Scaffolding proteins are required for high fidelity assembly of most high T number dsDNA viruses such as the large bacteriophages, and the herpesvirus family. They function by transiently binding and positioning the coat protein subunits during capsid assembly. In both bacteriophage P22 and the herpesviruses the extreme scaffold C terminus is highly charged, is predicted to be an amphipathic alpha-helix, and is sufficient to bind the coat protein, suggesting a common mode of action. NMR studies show that the coat protein-binding domain of P22 scaffolding protein exhibits a helix-loop-helix motif stabilized by a hydrophobic core. One face of the motif is characterized by a high density of positive charges that could interact with the coat protein through electrostatic interactions.

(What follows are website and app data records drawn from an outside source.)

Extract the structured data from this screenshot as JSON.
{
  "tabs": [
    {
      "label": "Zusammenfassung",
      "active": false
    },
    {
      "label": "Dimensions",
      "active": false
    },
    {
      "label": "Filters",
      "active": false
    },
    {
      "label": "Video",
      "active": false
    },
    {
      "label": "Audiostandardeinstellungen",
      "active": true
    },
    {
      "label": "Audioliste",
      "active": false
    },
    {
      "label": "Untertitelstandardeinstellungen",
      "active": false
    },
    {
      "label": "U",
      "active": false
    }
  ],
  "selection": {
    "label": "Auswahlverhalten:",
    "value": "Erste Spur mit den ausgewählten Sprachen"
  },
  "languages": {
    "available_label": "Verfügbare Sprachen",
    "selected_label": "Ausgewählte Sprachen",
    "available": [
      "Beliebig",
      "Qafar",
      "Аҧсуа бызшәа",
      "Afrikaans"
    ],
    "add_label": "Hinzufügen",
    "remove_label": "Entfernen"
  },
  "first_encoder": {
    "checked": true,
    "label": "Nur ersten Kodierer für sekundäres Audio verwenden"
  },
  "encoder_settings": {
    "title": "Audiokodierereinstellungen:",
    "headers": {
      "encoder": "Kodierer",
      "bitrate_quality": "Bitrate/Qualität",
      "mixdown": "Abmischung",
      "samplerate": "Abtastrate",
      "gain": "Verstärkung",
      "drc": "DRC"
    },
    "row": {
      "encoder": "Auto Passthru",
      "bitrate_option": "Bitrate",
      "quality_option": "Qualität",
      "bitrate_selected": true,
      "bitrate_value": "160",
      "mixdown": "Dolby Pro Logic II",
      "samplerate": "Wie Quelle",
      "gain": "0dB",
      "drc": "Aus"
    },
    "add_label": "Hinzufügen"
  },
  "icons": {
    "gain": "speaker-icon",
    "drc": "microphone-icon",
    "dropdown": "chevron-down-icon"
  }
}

Results from previous studies with a truncation fragment and the observed salt sensitivity of the assembly process are explained by the NMR structure.
Copyright 2000 Academic Press.